Overall, the theme for October is that there is an increased insecurity for elephants in the Mara. The recent poaching case in the Loita area, the ongoing mysterious deaths of elephants in the northern portion of the Mara, and the continued conflict that seems to be getting more aggressive all leads to a second month in a row where we’ve had to report high death rates for elephants. Last month we reported seven elephant carcasses and this month, unfortunately, we report five dead elephants. While MEP’s presence still has a positive impact on elephant security, being the only boots on the ground organization working the Mara to protect elephants, means that our resources are stretched to the max and we hope with your support in 2019 we can expand our area of operation to ensure that the Mara ecosystem is not a friendly place for these illegal activities.

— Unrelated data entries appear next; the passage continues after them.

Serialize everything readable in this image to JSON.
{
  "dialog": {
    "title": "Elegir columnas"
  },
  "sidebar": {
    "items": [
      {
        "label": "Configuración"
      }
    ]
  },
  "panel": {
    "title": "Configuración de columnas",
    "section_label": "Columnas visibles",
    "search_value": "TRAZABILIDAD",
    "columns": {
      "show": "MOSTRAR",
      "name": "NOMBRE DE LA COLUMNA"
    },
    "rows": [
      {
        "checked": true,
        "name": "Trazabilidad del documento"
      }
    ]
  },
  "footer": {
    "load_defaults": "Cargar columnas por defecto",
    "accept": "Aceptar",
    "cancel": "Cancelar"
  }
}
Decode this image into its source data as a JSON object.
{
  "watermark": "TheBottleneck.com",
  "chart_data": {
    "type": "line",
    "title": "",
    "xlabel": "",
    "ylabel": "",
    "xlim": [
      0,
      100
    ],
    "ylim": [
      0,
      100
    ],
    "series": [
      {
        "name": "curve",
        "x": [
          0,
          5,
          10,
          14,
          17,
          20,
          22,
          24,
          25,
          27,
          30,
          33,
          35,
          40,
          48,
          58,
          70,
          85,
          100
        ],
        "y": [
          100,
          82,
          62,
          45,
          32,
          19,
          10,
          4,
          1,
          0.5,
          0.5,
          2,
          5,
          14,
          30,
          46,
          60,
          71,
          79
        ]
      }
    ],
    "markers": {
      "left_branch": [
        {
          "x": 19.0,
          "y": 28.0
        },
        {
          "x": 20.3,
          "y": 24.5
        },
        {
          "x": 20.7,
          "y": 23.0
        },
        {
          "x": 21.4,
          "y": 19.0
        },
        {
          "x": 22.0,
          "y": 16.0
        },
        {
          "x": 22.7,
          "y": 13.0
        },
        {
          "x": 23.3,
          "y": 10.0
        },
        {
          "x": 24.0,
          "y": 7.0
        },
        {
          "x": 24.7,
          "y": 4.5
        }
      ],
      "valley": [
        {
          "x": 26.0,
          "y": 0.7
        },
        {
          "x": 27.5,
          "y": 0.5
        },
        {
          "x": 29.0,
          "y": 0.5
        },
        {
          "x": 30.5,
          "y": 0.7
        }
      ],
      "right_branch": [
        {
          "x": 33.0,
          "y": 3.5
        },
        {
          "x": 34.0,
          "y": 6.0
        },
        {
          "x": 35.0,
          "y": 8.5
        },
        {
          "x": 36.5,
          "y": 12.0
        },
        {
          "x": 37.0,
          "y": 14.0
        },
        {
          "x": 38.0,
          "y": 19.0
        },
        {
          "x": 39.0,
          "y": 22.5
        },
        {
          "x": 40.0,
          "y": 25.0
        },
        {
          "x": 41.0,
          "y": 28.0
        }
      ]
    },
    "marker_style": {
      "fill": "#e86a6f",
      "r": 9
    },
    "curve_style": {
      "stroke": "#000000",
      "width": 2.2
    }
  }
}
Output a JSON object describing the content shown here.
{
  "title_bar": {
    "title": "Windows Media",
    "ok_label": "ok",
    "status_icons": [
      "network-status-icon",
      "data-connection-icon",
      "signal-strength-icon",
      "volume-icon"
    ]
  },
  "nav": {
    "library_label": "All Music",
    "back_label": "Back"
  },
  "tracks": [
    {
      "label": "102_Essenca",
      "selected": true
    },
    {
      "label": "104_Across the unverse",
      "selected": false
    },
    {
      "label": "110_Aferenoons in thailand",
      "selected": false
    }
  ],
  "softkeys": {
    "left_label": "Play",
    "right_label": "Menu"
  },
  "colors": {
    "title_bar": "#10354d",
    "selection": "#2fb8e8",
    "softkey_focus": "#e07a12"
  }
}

This is why current support from organizations is so key to ensuring elephants continue to be protected in the Mara. In October, we received the first annual donation of $100,000 from the Oak Foundation to support the core activities of MEP and the full funding from the Bently Foundation for our grant request of $31,540 to support ranger training and equipment. We can’t wait to bring you an update on how that money is being put to good use. We also received a donation of $8,380.95 from advocacy group Elephanatics from their fundraiser they hosted in early October! They are a continuous supporter of our organization and this is their largest yearly donation to date! We are so thrilled with the support they received at their event and thank everyone who donated. Thank you to Lisa for her birthday fundraiser on Facebook that raised $160! We also had a total of $110 in donations come in from Facebook in October and $3,375 through Paypal. Thank you to everyone for their continued support!
Two supporters who attended Elephanatics Pub Night in early October.
Finally, continuing on a good note. Both MEP C.E.O. Marc Goss and Tracking Manager Wilson Sairowua were asked to do interviews for a documentary that will air on Netflix in 2019 narrated by Sir. David Attenborough. It was an honor for Marc to meet Sir David (pictured left) as he has been a hero of his since watching his documentary “Frogs” as a child. At 92 years old, he looked really good for his age and was as sharp and witty as he sounds on TV. Marc especially liked the story he told over tea about mating goliath slugs. It was a true bucket list moment for Marc as, “he is probably the highest ranked living person to meet on my bucket list.” Wilson’s interview, which they were extremely impressed with, clearly communicated a Maasai’s perspective to conservation. The full-length documentary on the last great plains will feature MEP’s point of view on the issues we experience with regard to encroachment, local ecological safeguards, how to pay more for conservation and will hopefully bring more attention to MEP and the work being done to protect the Mara. The short pieces we hope will also illustrate some of the more immediate needs and issues surrounding wildlife conservation.
Wilson being interviewed for the Netflix documentary.